Gordon Parks, Lt. George Knox. 332nd Fighter Group training at Selfridge Field, Michigan, October 1943, gelatin silver print mounted on board with caption, image: 25.4 × 26.35 cm (10 × 10 3/8 in.), sheet: 27.31 × 26.35 cm (10 3/4 × 10 3/8 in.), The Gordon Parks Foundation, GP02596. Courtesy of and copyright The Gordon Parks Foundation
From the rudder, tail wing, and the United States Army logo livery in the background, one can infer that the photo is shot at a military airfield. The focus point lies on the face of the male in the center, who is black; his uniform, oxygen mask, and parachute straps reveal that he is a pilot. Through the usage of asymmetry, color, and perspective, Gordon Parks expresses the pilot’s urgent character and elicits various emotions from the audience, connecting to the social issue of racism.
To begin with, Parks captures the dynamics of the setting through asymmetry.
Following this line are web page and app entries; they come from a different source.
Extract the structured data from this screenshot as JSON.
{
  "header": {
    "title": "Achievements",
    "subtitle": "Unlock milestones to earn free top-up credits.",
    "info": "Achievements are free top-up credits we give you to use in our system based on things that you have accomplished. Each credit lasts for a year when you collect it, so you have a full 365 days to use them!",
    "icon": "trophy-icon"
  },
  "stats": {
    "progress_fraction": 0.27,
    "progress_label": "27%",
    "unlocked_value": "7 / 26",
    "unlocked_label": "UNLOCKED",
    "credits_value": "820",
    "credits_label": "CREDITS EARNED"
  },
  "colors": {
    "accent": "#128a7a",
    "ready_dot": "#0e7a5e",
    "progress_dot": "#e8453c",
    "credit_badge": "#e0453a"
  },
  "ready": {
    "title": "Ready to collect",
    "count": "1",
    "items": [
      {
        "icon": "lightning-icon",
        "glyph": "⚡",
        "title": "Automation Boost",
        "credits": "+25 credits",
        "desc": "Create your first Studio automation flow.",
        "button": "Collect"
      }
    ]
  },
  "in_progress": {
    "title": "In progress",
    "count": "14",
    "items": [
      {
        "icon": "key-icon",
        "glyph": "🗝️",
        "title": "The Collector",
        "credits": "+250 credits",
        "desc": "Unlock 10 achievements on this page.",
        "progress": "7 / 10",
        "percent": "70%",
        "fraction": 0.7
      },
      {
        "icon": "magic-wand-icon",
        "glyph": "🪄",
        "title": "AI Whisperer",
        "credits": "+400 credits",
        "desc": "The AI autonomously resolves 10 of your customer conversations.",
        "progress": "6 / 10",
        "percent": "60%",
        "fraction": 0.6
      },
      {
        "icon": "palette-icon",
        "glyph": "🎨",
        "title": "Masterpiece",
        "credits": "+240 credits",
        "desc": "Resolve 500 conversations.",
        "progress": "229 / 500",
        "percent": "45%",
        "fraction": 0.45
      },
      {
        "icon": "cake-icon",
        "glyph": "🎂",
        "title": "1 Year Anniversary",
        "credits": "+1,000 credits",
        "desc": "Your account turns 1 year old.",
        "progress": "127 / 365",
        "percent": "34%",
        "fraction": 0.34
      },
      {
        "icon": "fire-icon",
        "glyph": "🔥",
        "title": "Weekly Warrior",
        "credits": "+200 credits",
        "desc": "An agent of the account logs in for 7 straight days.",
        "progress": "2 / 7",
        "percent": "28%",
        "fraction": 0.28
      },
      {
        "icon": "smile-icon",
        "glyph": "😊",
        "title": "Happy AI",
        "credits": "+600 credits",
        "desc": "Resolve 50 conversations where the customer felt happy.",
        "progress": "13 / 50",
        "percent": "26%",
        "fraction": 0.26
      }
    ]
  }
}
The pilot is slighting bending his body towards the cockpit, and the fighter gradually takes up proportion towards the left. Therefore, the centerline of the photo is distorted, creating a movement towards the top left corner of the image. Moreover, his crunched posture, along with his annoyed facial expression and firm hands, reveal how the strap he is adjusting is not stretchable. This has the effect of adding a sense of reality to the photo: the pilot is unbothered by the camera and carries on tackling the belt. Therefore, the pilot’s insistent character is dynamically expressed through asymmetry; this may allude to how the Black has remained firm despite prejudices.
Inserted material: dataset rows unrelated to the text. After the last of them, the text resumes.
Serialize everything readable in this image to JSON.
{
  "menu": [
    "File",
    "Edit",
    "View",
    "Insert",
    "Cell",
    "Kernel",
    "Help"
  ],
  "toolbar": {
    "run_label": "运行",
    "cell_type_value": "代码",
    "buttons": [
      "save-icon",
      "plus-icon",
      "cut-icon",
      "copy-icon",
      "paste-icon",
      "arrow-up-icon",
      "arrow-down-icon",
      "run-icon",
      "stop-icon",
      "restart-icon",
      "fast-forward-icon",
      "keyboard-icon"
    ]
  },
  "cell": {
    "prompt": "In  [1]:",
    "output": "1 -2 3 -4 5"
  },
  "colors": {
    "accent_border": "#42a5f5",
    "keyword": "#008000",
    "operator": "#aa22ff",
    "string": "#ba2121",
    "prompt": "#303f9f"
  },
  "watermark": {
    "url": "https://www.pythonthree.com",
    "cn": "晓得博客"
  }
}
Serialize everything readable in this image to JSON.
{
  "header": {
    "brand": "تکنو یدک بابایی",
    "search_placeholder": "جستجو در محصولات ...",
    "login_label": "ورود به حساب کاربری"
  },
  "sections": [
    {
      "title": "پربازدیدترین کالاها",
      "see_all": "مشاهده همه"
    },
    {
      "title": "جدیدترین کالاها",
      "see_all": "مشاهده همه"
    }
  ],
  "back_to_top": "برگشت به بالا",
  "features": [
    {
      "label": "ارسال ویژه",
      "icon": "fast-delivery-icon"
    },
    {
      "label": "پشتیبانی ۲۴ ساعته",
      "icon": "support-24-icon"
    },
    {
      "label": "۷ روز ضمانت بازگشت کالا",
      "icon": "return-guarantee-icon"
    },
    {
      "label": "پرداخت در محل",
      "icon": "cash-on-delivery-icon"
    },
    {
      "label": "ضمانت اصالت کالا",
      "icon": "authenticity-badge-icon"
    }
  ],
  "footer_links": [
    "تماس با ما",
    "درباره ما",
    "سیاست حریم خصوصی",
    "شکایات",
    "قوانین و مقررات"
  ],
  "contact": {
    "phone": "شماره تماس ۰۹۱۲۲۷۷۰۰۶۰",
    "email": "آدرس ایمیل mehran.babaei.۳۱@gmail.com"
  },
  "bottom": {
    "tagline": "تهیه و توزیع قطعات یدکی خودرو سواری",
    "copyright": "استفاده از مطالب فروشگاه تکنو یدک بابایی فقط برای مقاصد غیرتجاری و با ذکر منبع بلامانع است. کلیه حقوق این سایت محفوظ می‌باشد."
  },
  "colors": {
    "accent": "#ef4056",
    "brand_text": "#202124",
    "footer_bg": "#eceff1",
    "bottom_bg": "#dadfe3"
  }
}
Furthermore, the photographer employs a grayscale to add a sense of gravity and balance. The photo relies on various combinations of black and white for color, which has the effect of simplifying the composition of the print. This is because a monochromatic palette sifts out distracting colors and allows the viewers to immerse into the subject’s essence. The color scheme’s simplicity juxtaposes the complexity of the subject’s garment and the geometric shapes in the background; hence, an equilibrium is established within the frame. Besides, the grayscale symbolizes how the White and the Black must converge and create a balance. This message is not only restrained to the context of racism in America: Parks is globally appealing to collectivism.
Additionally, Parks exhibits reverence towards the Black through a low vantage point. Based on how the plane is slanted in the background, it is evident that the photo is shot from a low angle. In fact, the pilot himself does not seem to be perfectly parallel to the camera. A low perspective has the effect of looking up towards the subject, which is a sign of esteem. Hence, Parks shows respect towards the black pilot and, more importantly, the black race the pilot is representing. This photo is a call to action: that more the viewers must be cognizant of the ingrained discrimination and treat the Black with respect. Thus, the intention of the photo is to raise awareness of the systematic racism in the United States.
To conclude, Gordon Parks develops the theme of racism by employing asymmetry, color, and perspective. The photographer leaves the viewers pondering by highlighting a contradiction: the federal government is unsupportive of the black pilots, but it depends on them for defense. Hence, the viewers are also inspired to reflect their own words and actions.